=== Data for this task ===
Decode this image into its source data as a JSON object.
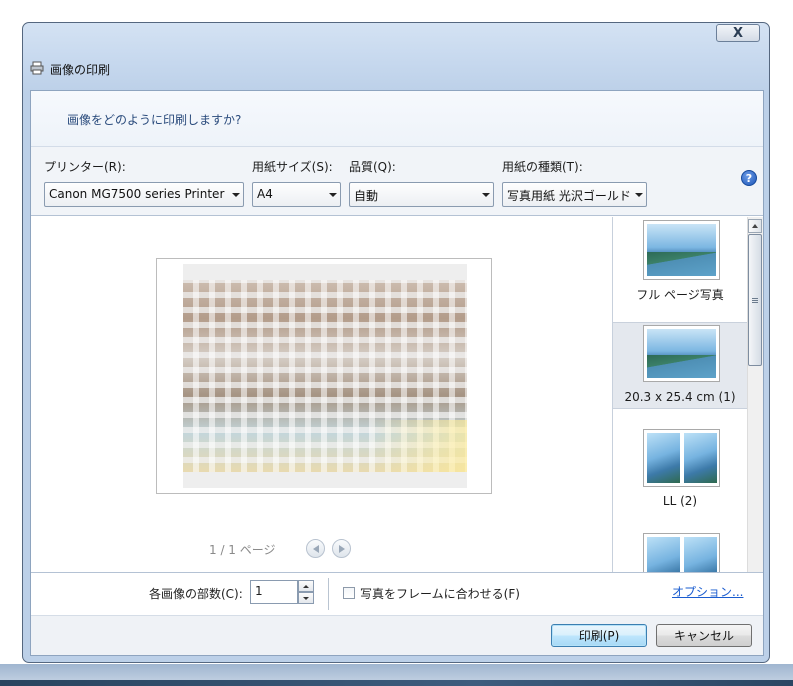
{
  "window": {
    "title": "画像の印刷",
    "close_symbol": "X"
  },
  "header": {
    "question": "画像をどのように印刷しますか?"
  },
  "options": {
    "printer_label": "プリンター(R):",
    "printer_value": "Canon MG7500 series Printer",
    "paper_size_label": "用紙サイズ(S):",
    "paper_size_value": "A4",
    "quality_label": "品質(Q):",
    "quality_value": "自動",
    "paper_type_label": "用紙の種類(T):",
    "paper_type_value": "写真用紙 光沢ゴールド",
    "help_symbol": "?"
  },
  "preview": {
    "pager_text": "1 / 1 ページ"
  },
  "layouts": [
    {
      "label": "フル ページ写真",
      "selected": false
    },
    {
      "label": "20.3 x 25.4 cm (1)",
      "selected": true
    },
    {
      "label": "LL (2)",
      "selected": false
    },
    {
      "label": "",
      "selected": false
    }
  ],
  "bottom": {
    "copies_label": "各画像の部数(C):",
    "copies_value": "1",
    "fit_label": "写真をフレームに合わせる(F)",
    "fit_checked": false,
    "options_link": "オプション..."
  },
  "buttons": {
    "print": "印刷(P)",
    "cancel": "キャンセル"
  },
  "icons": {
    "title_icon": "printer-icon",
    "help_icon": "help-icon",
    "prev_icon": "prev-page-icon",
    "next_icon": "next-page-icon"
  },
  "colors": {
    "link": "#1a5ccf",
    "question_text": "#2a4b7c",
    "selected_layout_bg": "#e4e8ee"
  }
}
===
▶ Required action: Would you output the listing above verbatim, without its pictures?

▶ Completed task:
Decode this image into its source data as a JSON object.
{
  "window": {
    "title": "画像の印刷",
    "close_symbol": "X"
  },
  "header": {
    "question": "画像をどのように印刷しますか?"
  },
  "options": {
    "printer_label": "プリンター(R):",
    "printer_value": "Canon MG7500 series Printer",
    "paper_size_label": "用紙サイズ(S):",
    "paper_size_value": "A4",
    "quality_label": "品質(Q):",
    "quality_value": "自動",
    "paper_type_label": "用紙の種類(T):",
    "paper_type_value": "写真用紙 光沢ゴールド",
    "help_symbol": "?"
  },
  "preview": {
    "pager_text": "1 / 1 ページ"
  },
  "layouts": [
    {
      "label": "フル ページ写真",
      "selected": false
    },
    {
      "label": "20.3 x 25.4 cm (1)",
      "selected": true
    },
    {
      "label": "LL (2)",
      "selected": false
    },
    {
      "label": "",
      "selected": false
    }
  ],
  "bottom": {
    "copies_label": "各画像の部数(C):",
    "copies_value": "1",
    "fit_label": "写真をフレームに合わせる(F)",
    "fit_checked": false,
    "options_link": "オプション..."
  },
  "buttons": {
    "print": "印刷(P)",
    "cancel": "キャンセル"
  },
  "icons": {
    "title_icon": "printer-icon",
    "help_icon": "help-icon",
    "prev_icon": "prev-page-icon",
    "next_icon": "next-page-icon"
  },
  "colors": {
    "link": "#1a5ccf",
    "question_text": "#2a4b7c",
    "selected_layout_bg": "#e4e8ee"
  }
}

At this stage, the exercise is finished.